= PROBLEM STATEMENT =
Go through the records and report each line in which the word "this" occurs.

------ RECORDS SUPPLIED ------

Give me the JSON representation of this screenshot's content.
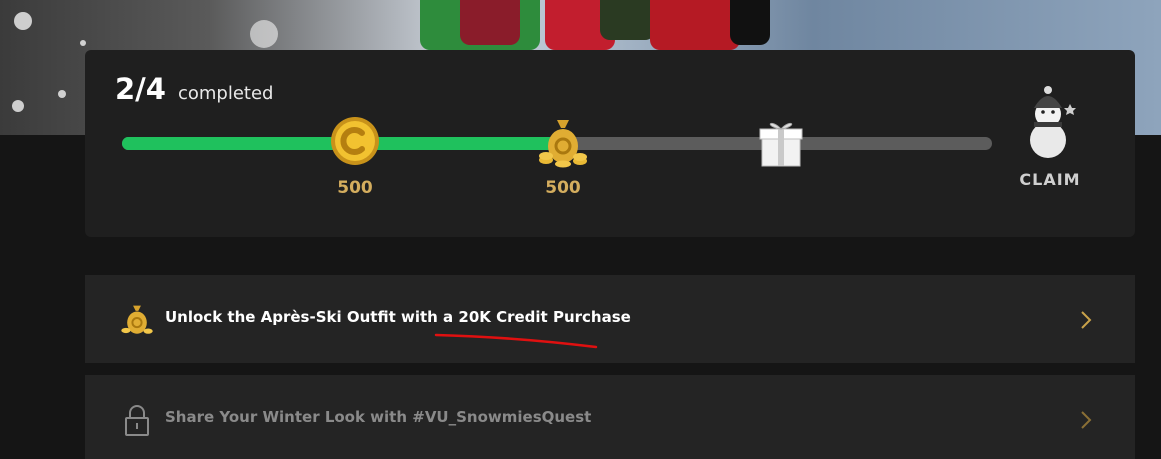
{
  "progress": {
    "completed_count": "2/4",
    "completed_label": "completed",
    "fraction_complete": 0.5,
    "rewards": [
      {
        "icon": "coin-icon",
        "value": "500"
      },
      {
        "icon": "coin-bag-icon",
        "value": "500"
      },
      {
        "icon": "gift-box-icon"
      }
    ],
    "claim": {
      "icon": "snowman-icon",
      "label": "CLAIM"
    }
  },
  "quests": [
    {
      "icon": "coin-bag-icon",
      "label": "Unlock the Après-Ski Outfit with a 20K Credit Purchase",
      "locked": false
    },
    {
      "icon": "lock-icon",
      "label": "Share Your Winter Look with #VU_SnowmiesQuest",
      "locked": true
    }
  ],
  "colors": {
    "progress_fill": "#1fc15d",
    "gold": "#d4ad5e",
    "annotation": "#e01010"
  }
}
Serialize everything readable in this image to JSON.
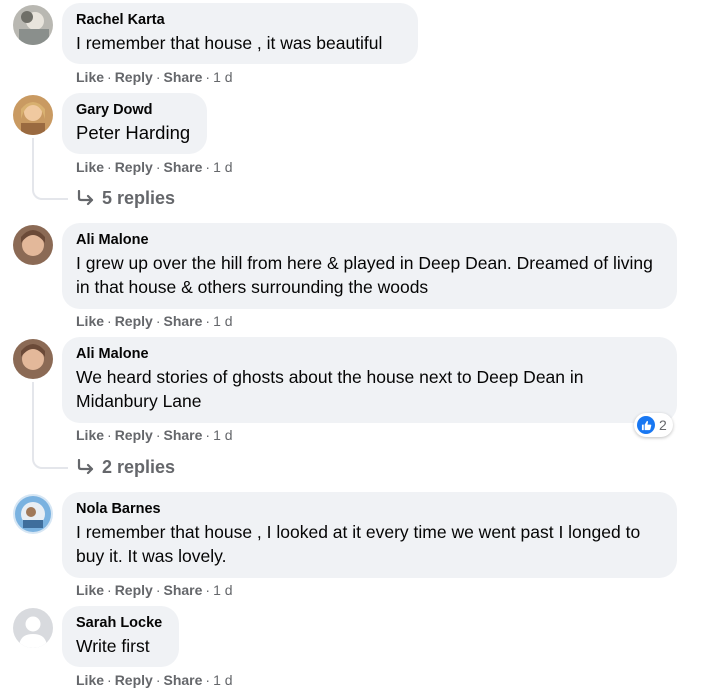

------

= REPLY =
Give me the JSON representation of this screenshot's content.
Serialize everything readable in this image to JSON.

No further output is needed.